Residents at 138 percent of poverty -- the equivalent of $30,440 per year for a family of four -- were more likely to be uninsured. However, uninsured rates went up between 2009 and 2010 for all income levels up to 400 percent of poverty -- about $88,232 per year for a family of four in 2010.

About 28.2 percent of Clark County residents at 138 percent of poverty were uninsured, up from 27.1 percent in 2009. As income levels rose, the percent of those uninsured fell. About 23.1 percent of county residents at 400 percent of poverty were uninsured. But the higher income group's uninsured rate has been increasing at a greater rate than the lower income group's. Only 20.5 percent of county residents at 400 percent of poverty lacked health insurance in 2009.

Age differences

Clark County residents between 50 and 64 were the least likely to have health insurance in 2010. People in that age group may have been laid off or opted for early retirement during the recession. That group also rarely qualifies for Medicaid coverage, Avery said.

The county's children, younger than 19, were the most likely to be insured. That's due largely to the state-subsidized Apple Health for Kids program, said Long Vue, health educator at Clark County Public Health. Just 1.3 percent of the county's children lacked health insurance, according to the census report.

Some 36,981 children in the county had health insurance through Apple Health in 2012, according to state Health Care Authority statistics. That represents about 34 percent of insured children in the county.

Sex differences

Men were more likely to lack health coverage than women in Clark County. About 16.7 percent of men in 2010 didn't have health insurance, compared with 13.8 percent of women.
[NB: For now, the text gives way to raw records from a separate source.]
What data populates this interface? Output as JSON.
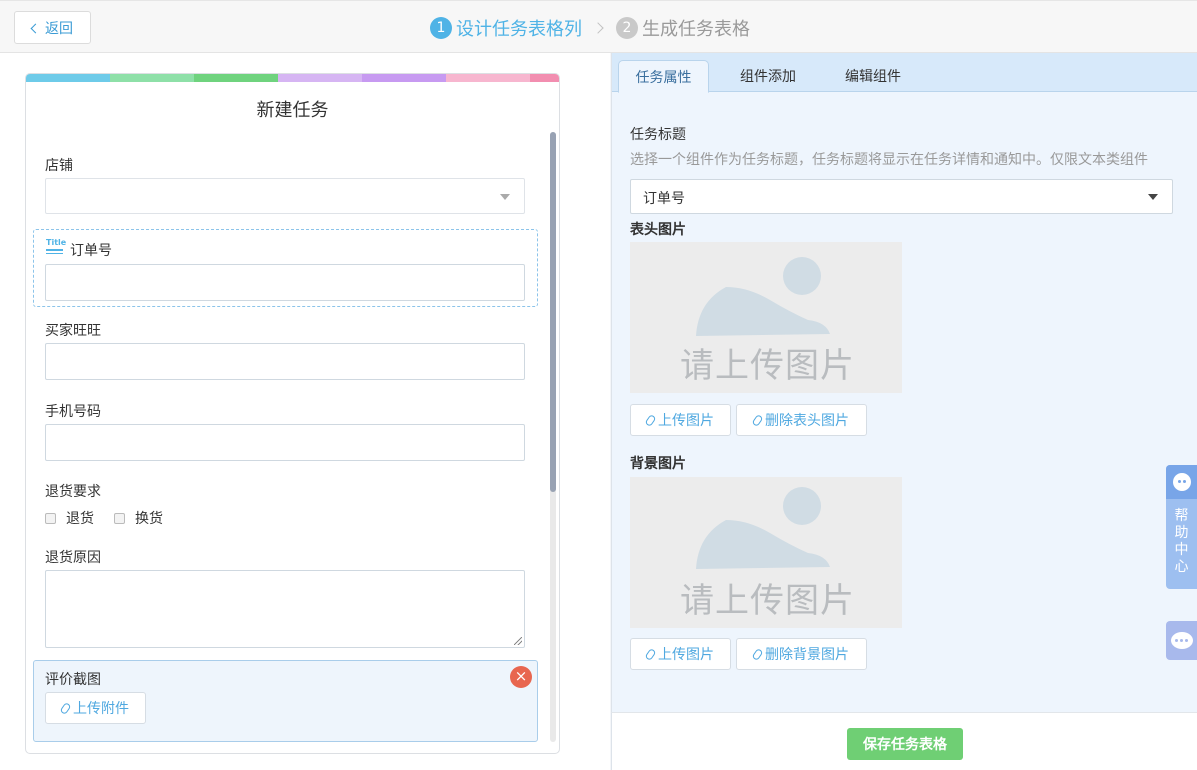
{
  "header": {
    "back_label": "返回",
    "steps": [
      {
        "num": "1",
        "label": "设计任务表格列"
      },
      {
        "num": "2",
        "label": "生成任务表格"
      }
    ]
  },
  "form": {
    "title": "新建任务",
    "strip_colors": [
      "#6ecbe9",
      "#8ee0a8",
      "#6fd37e",
      "#d6b5f3",
      "#c79af1",
      "#f7b6cf",
      "#f28eb0"
    ],
    "fields": {
      "shop_label": "店铺",
      "order_label": "订单号",
      "title_icon_text": "Title",
      "buyer_label": "买家旺旺",
      "phone_label": "手机号码",
      "return_req_label": "退货要求",
      "return_options": [
        "退货",
        "换货"
      ],
      "return_reason_label": "退货原因",
      "review_label": "评价截图",
      "upload_attachment": "上传附件"
    }
  },
  "right": {
    "tabs": [
      "任务属性",
      "组件添加",
      "编辑组件"
    ],
    "task_title_label": "任务标题",
    "task_title_hint": "选择一个组件作为任务标题，任务标题将显示在任务详情和通知中。仅限文本类组件",
    "task_title_value": "订单号",
    "header_image_label": "表头图片",
    "placeholder_text": "请上传图片",
    "upload_image": "上传图片",
    "delete_header_image": "删除表头图片",
    "bg_image_label": "背景图片",
    "delete_bg_image": "删除背景图片"
  },
  "footer": {
    "save_label": "保存任务表格"
  },
  "help": {
    "help_center": "帮助中心"
  },
  "colors": {
    "accent": "#4fb3e6",
    "save_green": "#6fcf74",
    "close_red": "#e8664f"
  }
}
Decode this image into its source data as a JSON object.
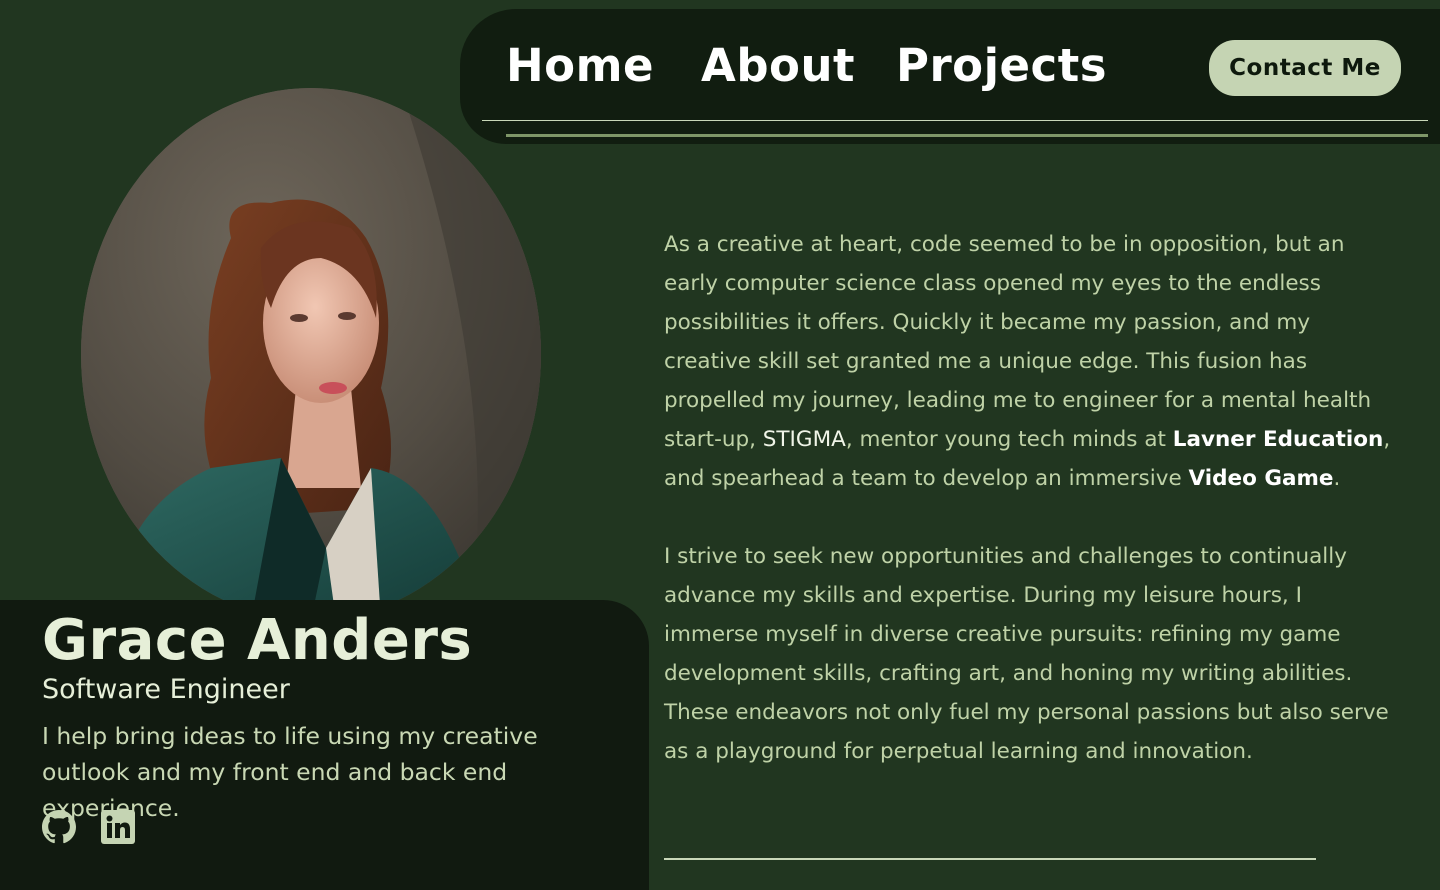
{
  "nav": {
    "links": [
      "Home",
      "About",
      "Projects"
    ],
    "contact_label": "Contact Me"
  },
  "profile": {
    "name": "Grace Anders",
    "role": "Software Engineer",
    "tagline": "I help bring ideas to life using my creative outlook and my front end and back end experience.",
    "social_icons": [
      "github-icon",
      "linkedin-icon"
    ]
  },
  "about": {
    "p1_a": "As a creative at heart, code seemed to be in opposition, but an early computer science class opened my eyes to the endless possibilities it offers. Quickly it became my passion, and my creative skill set granted me a unique edge. This fusion has propelled my journey, leading me to engineer for a mental health start-up, ",
    "p1_stigma": "STIGMA",
    "p1_b": ", mentor young tech minds at ",
    "p1_lavner": "Lavner Education",
    "p1_c": ", and spearhead a team to develop an immersive ",
    "p1_video": "Video Game",
    "p1_d": ".",
    "p2": "I strive to seek new opportunities and challenges to continually advance my skills and expertise. During my leisure hours, I immerse myself in diverse creative pursuits: refining my game development skills, crafting art, and honing my writing abilities. These endeavors not only fuel my personal passions but also serve as a playground for perpetual learning and innovation."
  },
  "colors": {
    "background": "#213620",
    "panel": "#111a10",
    "accent_button": "#c5d4b3",
    "text_light": "#e6efd8",
    "text_body": "#bfd2a7"
  }
}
Health care reform

Barring repeal, the Affordable Care Act is expected to help improve access to health coverage for up to 79 percent of uninsured county residents -- about 51,900 people -- by 2014, according to a report from the Washington State Office of the Insurance Commissioner. That would come from both voluntary state expansion of Medicaid eligibility and subsidies to help people pay for health insurance, according to the report.

Hospitals such as Legacy Salmon Creek are unsure how the increase in coverage will play out. People with Medicaid may continue to face challenges accessing primary health care, given that only about 50 percent of physicians accept the subsidized program for payment due to low reimbursement rates, Avery noted.

Legacy Salmon Creek, for example, estimates that more than $20 million in health care costs at the hospital were not reimbursed due to the low rates in 2011-2012, Avery said.

Avery said improving access to health care involves more than insuring Americans; the cost of health care also must go down. The federal government is beginning to reward hospitals with higher reimbursements rates for positive health outcomes, in order to encourage efficiency.

The United States pays the most per capita in health care costs -- about $8,233 each in 2010 -- out of 22 industrial nations, according to the Paris-based Organisation for Economic Co-operation & Development. The second highest in 2010 was Norway at $5,388 per person, according to the OECD statistics.

Paris Achen: 360-735-4551; http://twitter.com/Col_Trends; http://facebook.com/ColTrends; paris.achen@columbian.com.